This paper addresses the performance evaluation of an empirical time domain Vortex Induced Vibrations (VIV) model which has been developed for several years at NTNU. Unlike the frequency domain which is the existing VIV analysis method, the time domain model introduces new vortex shedding force terms to the well known Morison equation. The extra load terms are based on the relative velocity, a synchronization model and additional empirical coefficients that describe the hydrodynamic forces due to cross-flow (CF) and In-line (IL) vortex shedding. These hydrodynamic coefficients have been tuned to fit experimental data and by considering the results from the one of existing frequency domain VIV programs, VIVANA, which is widely used for industrial design.
The feature of the time domain model is that it enables to include the structural non-linearity, such as variable tension, and time-varying flow. The robustness of the new model’s features has been validated by comparing the test results in previous researches. However, the riser used in experiments has a relatively small length/diameter (L/D) ratio. It implies that there is a need for more validation to make it applicable to real riser design.
In this study, the time domain VIV model is applied to perform correlation studies against the Hanøytangen experiment data for the case of linear sheared current at a large L/D ratio. The main comparison has been made with respect to the maximum fatigue damage and dominating frequency for each test condition.

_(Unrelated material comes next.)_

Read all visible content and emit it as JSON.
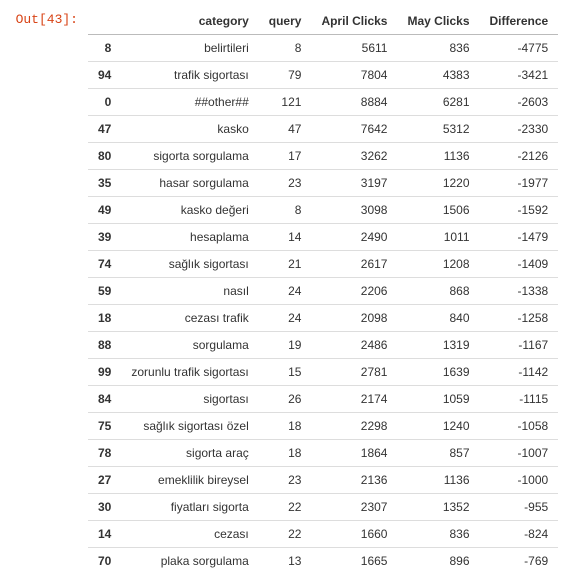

The results show the time domain model showed reasonable accuracy with respect to the experimental and VIVANA. The discrepancy with regard to experiment results needs to be further studied with a non-linear structural model.